Kuehl was selected as one of four patients for the clinical trial. She underwent the surgery for her left eye at Keck Medicine of USC on Oct. 10, 2017. Kashani performed the operation.
For outpatient care, Kuehl slept with a shield on her eye and went back to the doctor’s office the following morning. After the shield was removed, she was given a thorough vision test for about an hour, in both bright and dark conditions.
“I knew that [my vision] was getting better,” Kuehl said. “Using the Amsler grid, I could tell right away. I have used it every day of every year for both of my eyes, and I could tell the shape of the black area had changed after the implant and that [the black area] was getting smaller over time.”
Because the trial was part of a phase I/IIa study, Kashani admits the research team wasn’t prepared for the exceptionally positive results they saw.
“We weren’t really expecting anything significant since most of these patients had such severe disease,” Kashani said.
One patient’s vision was notably better when tested with an eye chart and measured an ability to read an impressive 17 more letters than before the implant. For two others, tests continue to show that their sight is improving, even if they aren’t able to see well enough to read yet.

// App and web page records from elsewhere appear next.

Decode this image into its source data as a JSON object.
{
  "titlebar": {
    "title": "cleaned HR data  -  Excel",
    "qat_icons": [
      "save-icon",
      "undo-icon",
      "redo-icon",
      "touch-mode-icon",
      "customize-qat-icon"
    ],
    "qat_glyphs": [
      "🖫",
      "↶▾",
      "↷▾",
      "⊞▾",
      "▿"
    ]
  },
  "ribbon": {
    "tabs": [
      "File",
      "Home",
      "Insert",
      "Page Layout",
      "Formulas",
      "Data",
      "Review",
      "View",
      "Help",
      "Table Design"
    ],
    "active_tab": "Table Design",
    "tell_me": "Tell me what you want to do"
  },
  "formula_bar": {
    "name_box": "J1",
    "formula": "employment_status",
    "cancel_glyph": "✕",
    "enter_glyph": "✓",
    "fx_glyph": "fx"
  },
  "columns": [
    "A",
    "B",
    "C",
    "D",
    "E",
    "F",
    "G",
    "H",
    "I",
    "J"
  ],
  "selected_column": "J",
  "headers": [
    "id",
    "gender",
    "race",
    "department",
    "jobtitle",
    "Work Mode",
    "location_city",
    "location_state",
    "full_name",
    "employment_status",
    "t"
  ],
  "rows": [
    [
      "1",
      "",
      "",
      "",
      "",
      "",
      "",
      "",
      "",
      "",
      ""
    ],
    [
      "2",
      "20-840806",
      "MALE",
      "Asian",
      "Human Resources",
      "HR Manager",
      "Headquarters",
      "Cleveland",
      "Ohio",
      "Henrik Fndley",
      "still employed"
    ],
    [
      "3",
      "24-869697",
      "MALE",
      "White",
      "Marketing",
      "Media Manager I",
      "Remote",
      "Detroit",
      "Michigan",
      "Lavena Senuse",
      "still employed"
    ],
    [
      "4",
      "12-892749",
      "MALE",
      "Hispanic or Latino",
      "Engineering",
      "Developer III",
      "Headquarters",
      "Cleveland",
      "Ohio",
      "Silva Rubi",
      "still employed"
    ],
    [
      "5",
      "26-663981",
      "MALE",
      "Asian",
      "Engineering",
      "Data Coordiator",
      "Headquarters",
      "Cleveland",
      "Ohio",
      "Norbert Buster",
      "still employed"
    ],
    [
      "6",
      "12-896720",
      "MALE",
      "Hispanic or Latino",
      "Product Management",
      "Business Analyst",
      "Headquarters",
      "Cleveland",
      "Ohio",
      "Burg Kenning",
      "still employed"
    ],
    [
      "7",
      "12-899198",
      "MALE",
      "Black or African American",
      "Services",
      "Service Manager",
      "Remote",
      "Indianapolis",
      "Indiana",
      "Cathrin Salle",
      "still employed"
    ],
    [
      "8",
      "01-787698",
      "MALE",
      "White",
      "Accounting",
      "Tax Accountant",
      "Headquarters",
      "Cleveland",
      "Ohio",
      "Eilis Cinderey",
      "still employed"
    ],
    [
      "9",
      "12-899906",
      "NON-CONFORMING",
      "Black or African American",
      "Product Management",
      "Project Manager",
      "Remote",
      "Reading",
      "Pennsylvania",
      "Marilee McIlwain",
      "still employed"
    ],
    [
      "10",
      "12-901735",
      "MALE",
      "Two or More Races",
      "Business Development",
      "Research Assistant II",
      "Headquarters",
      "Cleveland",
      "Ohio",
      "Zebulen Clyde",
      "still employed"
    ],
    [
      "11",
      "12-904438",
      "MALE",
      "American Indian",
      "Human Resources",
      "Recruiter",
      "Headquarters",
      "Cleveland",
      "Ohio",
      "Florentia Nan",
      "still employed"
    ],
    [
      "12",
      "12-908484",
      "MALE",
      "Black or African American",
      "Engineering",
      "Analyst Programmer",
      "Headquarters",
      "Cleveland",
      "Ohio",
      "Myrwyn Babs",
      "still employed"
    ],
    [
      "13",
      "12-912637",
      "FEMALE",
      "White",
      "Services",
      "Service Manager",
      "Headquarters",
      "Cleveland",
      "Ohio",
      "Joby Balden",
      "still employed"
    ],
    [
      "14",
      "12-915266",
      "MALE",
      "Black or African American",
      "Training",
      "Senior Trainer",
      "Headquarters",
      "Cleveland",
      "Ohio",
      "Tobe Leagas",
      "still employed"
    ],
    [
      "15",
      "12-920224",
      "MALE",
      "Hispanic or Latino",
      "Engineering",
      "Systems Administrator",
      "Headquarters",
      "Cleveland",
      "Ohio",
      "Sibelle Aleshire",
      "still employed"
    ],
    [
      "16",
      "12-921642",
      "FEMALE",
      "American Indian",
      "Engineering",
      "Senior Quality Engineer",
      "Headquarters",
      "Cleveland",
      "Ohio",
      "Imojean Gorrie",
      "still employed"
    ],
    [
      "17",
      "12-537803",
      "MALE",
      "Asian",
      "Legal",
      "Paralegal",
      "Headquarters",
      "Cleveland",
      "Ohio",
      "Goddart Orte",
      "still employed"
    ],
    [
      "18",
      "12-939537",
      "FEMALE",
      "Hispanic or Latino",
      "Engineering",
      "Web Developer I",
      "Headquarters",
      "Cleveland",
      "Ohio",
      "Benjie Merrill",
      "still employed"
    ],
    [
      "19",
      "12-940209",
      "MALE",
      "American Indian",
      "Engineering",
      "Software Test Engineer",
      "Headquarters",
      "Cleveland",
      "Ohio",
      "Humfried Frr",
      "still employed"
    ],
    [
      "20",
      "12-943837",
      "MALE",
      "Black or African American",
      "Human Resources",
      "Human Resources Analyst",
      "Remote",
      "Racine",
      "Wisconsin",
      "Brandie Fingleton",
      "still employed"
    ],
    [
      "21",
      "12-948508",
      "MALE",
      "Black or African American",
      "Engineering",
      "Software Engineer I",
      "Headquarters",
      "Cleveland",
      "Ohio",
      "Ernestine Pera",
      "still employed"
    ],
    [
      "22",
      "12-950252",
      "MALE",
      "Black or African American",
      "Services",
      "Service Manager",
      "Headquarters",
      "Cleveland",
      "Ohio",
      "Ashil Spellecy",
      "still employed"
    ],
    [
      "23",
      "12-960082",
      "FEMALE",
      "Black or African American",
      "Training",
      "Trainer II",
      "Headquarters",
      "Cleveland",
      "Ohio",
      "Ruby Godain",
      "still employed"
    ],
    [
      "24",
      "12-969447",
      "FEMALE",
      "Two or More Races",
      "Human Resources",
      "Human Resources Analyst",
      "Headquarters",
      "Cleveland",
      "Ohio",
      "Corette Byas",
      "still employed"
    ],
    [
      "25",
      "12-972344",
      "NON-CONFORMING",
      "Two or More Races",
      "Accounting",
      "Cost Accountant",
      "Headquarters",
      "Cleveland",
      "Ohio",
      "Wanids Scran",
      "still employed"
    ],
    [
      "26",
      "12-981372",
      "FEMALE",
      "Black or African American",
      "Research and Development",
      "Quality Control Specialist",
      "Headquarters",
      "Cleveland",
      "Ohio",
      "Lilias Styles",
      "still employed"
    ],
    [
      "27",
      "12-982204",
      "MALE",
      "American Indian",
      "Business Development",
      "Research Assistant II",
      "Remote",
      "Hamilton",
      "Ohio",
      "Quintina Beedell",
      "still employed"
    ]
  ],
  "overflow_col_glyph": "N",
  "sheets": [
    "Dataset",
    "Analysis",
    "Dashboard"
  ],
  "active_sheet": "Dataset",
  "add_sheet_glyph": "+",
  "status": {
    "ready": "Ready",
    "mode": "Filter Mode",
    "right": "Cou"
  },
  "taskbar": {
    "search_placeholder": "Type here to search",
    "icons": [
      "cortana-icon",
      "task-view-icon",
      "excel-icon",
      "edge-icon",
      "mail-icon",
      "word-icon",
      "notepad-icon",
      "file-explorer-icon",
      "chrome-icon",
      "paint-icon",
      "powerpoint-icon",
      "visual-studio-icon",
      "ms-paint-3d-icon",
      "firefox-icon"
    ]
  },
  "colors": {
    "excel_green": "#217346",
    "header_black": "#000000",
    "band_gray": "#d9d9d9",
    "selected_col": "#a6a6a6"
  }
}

For the next phase of the clinical trial, researchers will need to conduct a multi-centered trial with a larger cohort of subjects with more visual potential and less severe disease.
Extrapolating beyond the study, Humayun, also the director of the new USC Ginsburg Institute for Biomedical Therapeutics, hopes that one basic idea will have been proven: that stem cells can create replacement parts, organs, tissues and even cells.
“With the right kind of environment and support, you can actually treat very specific regions or diseases down to the cellular level,” Humayun said. “One aspect of that could be called precision medicine, and another aspect is that stem cell-based therapies are coming of age. This will be one of the first studies to land that point.”
Since the surgery, Kuehl notices little changes in her vision all the time. For example, she can make out the time on her watch again, and reading in general has become much easier. Often, she calls Kashani out of sheer excitement about something new she saw during the day. An avid fan of the opera, Kuehl says she can now read part or all of the subtitles during Metropolitan Opera screenings at local theaters. Remarkably, she can even see the whole faces of people again, whether in person or on television.
“I could only see half of people’s faces before on TV and couldn’t tell the characters apart,” Kuehl said. “But now that I can see better, I can follow the story.”
And with sparkling blue eyes filled with joy, she describes how excited she is to go hiking.
“I got my independence back, and I’m just so happy about it,” Kuehl said. “Now I don’t use a map on the trails, and I can read the trail names on the posts. I don’t need anything! I’m much more liberated.”
Disclosures: Regenerative Patch Technologies LLC was founded by Mark Humayun, M.D., Ph.D., and David R. Hinton, M.D., from the University of Southern California, and Dennis O. Clegg, Ph.D., from the University of California, Santa Barbara. The technology to produce the stem cell-based retinal implant is exclusively licensed to Regenerative Patch Technologies LLC from the University of Southern California, the California Institute of Technology and the University of California, Santa Barbara. Humayun and Hinton have an equity interest in and are consultants for Regenerative Patch Technologies LLC.